  • Root cavities form at the root of your teeth, the part that's normally hidden beneath the gums. Note that sometimes, part of the tooth root is exposed and visible, e.g. if your gums are receding, but cavities in this area are still root cavities.

The University of Adelaide notes that age is a risk factor for root cavities, with older people more likely to have root decay. This may be partly because older people are more likely to have gum recession and exposed tooth roots.

Cavity symptoms and signs

Though it can be common for people to experience a toothache from a cavity, particularly when decay has processed, there are other signs and symptoms, that can indicate that a cavity has begun to form. According to Health Direct, other common cavity symptoms and signs include:
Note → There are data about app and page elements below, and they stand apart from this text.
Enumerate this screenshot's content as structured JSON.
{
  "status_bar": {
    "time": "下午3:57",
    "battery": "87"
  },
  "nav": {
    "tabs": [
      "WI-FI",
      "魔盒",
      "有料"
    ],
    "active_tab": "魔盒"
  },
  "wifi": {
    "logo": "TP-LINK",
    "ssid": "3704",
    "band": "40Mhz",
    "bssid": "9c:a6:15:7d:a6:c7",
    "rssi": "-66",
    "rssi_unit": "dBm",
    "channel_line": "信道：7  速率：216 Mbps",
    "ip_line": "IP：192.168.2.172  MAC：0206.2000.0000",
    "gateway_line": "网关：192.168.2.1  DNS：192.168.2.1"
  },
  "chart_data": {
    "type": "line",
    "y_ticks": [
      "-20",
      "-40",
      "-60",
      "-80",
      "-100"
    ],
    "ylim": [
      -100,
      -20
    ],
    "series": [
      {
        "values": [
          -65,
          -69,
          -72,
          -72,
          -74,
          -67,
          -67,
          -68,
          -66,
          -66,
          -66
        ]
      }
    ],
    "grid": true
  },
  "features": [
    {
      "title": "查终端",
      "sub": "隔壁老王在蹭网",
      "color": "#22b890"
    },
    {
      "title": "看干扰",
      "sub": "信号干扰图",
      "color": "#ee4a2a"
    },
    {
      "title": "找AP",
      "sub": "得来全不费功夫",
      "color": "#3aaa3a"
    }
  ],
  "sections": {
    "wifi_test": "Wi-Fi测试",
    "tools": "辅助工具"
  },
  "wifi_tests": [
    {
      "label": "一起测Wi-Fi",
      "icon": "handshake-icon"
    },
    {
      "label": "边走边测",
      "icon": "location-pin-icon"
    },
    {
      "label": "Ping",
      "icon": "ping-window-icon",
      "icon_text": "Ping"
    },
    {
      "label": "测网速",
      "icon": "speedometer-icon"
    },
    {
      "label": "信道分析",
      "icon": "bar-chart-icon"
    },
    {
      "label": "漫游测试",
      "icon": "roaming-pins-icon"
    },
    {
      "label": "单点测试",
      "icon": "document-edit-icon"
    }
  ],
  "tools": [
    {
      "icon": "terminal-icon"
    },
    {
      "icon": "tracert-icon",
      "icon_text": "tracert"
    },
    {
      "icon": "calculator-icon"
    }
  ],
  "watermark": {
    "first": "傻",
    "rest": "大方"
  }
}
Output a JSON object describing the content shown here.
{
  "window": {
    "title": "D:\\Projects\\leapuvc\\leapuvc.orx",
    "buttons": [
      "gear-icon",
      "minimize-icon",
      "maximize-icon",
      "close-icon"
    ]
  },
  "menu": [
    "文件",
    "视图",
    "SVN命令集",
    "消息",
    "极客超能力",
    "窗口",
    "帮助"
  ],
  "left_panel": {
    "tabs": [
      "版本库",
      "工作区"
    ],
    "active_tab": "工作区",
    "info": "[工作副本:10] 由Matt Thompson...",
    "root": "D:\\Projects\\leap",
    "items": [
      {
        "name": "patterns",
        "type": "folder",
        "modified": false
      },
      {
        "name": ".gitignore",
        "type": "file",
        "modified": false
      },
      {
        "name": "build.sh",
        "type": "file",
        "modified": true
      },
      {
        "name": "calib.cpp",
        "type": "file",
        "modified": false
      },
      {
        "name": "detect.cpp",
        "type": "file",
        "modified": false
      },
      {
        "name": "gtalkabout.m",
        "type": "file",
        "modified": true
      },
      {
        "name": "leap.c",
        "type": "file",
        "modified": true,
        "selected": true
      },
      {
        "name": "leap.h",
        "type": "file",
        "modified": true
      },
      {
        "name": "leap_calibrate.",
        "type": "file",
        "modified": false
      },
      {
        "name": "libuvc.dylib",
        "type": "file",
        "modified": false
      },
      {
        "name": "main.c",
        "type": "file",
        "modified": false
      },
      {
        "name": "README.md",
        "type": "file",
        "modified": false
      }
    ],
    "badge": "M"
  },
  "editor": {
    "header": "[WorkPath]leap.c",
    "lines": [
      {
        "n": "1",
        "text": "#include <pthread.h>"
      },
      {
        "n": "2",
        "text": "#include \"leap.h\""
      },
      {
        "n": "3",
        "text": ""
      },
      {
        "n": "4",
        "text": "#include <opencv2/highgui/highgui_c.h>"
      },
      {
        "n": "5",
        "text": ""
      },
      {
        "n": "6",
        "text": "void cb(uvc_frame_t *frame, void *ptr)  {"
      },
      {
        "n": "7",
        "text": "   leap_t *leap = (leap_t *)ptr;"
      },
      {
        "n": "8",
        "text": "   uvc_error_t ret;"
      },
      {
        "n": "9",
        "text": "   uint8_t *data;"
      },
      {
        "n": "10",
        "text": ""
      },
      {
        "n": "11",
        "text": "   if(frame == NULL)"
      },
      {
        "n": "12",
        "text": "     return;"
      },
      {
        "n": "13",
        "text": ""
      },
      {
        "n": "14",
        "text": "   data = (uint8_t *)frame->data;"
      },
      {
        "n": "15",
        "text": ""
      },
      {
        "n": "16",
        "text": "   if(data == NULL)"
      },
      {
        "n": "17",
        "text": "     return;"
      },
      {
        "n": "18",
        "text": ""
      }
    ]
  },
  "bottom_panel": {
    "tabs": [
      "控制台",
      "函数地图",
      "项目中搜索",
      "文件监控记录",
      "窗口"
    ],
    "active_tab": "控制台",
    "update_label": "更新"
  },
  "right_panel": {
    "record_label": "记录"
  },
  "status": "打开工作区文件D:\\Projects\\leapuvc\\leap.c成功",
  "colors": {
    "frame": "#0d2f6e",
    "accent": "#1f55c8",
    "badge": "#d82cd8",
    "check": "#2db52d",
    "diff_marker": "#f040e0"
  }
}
  • Tooth sensitivity (e.g. to hot or cold). Staining of the tooth (black, brown or white spots)
  • Pain when biting
  • Red and swollen gums
  • Swollen face

How and when to treat a cavity

Even before you suspect that you have a cavity, you'll want to maintain regular dental visits. Health Direct explains that this can help to detect tooth decay and other problems early. A simple fluoride treatment may be all that's needed to prevent decay if a cavity hasn't yet formed, potentially saving you from pain and restorations later on.

If you do have a cavity, you cannot treat the condition on your own, and putting it off will only allow the decay to further develop. Tooth decay can sometimes require a filling, a root canal, or even extraction, but the Australian Dental Association says that this may not be necessary if you catch tooth decay as early as possible.

Your dental professional is your partner in oral care, so make an appointment with them as soon as possible if you believe you have cavity symptoms. The earlier you see your dental professional, the better chance you have to stop decay in its tracks. A proactive approach and a timely appointment can make all the difference!

This article is intended to promote understanding of and knowledge about general oral health topics. It is not intended to be a substitute for professional advice, diagnosis or treatment. Always seek the advice of your dentist or other qualified healthcare provider with any questions you may have regarding a medical condition or treatment.